Let's think for a second: How many hijabis have you seen on your favorite beauty brands' Instagram pages or websites? When was the last time you've seen a hijabi model as part of a skincare brand's campaign? If the answer you've thought about is rarely or never, it's because the occurrence is rare. It's the reality of hijabi representation in the beauty industry where, unfortunately, the Muslim experience goes unnoticed.
Growing Up as a Muslim Woman in America
It felt like the media had one message growing up: Muslims are terrorists. I watched movies and shows that stereotyped Muslim men as aggressive and abusive while showcasing women as oppressed and submissive. I knew I was different from others at a young age, and I classified that as wrong. I could see how my teachers and peers looked at me and my mother, a hijabi woman, and I could feel the disdain they felt for her. Despite that, I firmly believed in treating others with respect and kindness, anticipating the same in return.

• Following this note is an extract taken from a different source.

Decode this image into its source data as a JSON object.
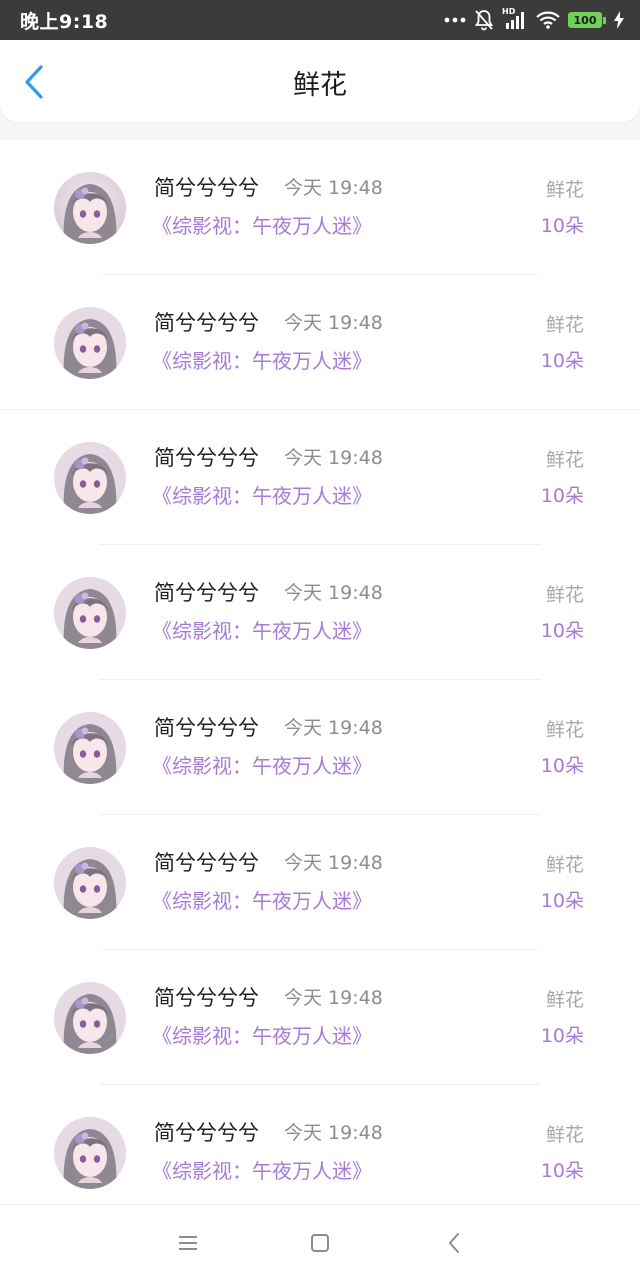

However, once I started wearing a hijab, that mistreatment fell on me. I learned the harsh reality of how people like me were treated. Classmates told me that I was much prettier without my hijab. I watched my school peers stare at me oddly in gym class and had parents say their child shouldn't stand next to me. People told me countless times to go back to where I came from, all for being myself unapologetically.
My mother prepared me for the aggressions that would come with wearing my hijab. "Hajar, wearing the hijab isn't easy," she told me. Still, I felt beautiful in my hijab and assured my mother that I could handle the pressures of being a Muslim woman in America. However, it didn't make experiencing Islamaphobia any less isolating.
The lack of representation continues to perpetuate the negative perception of hijabis.
The Lack of Muslim Representation in Skincare
Fortunately, I soon became enamored with beauty. I wore kohl around my eyes, attempted a winged liner occasionally, and watched a plethora of DIY skincare videos. When I scrolled through YouTube, watching makeup videos that were far too intimidating to attempt, I found comfort in gathering my mom's turmeric and yogurt to whip up a face mask. But in my countless hours spent learning about beauty, I never saw anyone who looked like me.
I wondered if the lack of representation was because girls like me were told they weren't beautiful enough. I've heard my fair share of how pretty I am without my hijab. Did people believe hijabis didn't fit their aesthetic or standards of beauty? As I grew up, I expected more strides in the beauty industry to be inclusive of hijabis. Hijabi women also enjoy and use makeup and skincare. When I don't see people who look like me in advertisements, I wonder if it's because the people in charge are likeminded to the people I encountered in my childhood. Is it that brands would prefer to see our hair and not accept us for who we are?
My faith doesn't have a defined space within the beauty industry and the lack of representation continues to perpetuate the negative perception of hijabis. The scarcity of hijabi representation in the industry only fuels the narrative that we are timid and oppressed. Hijabis are more than what the world perceives us to be. We are doctors, lawyers, writers, creators, and some of the most powerful women I've ever met.
What Beauty Brands Need to Do
When I joined the skincare space as an influencer last spring, I noticed that I was one of the very few hijabis included in the space. The more brands I learned about, the more I noticed a glaring lack of hijabi inclusion in campaigns, social media pages, and PR lists. The flagrant lack of representation needs to end, and it starts with brands making changes.
It's important that Muslim girls see themselves—even in a skincare ad—to know they belong and are beautiful.
It's 2021, and Muslim women deserve to feel represented—especially in the beauty aisle. It's important that Muslim girls see themselves—even in a skincare ad—to know they belong and are beautiful. Hijabis aren't timid or oppressed people, rather beautiful individuals who belong wherever they decide to be.
Brands must be more intentional about being genuinely diverse and inclusive. Working towards inclusivity also means prioritizing hijabis in your brand messaging and not writing us off as an afterthought. Finally, we must hold brands accountable to do better because hijabis deserve to have space in the beauty industry. We are beautiful and enough—and deserve to be represented as such.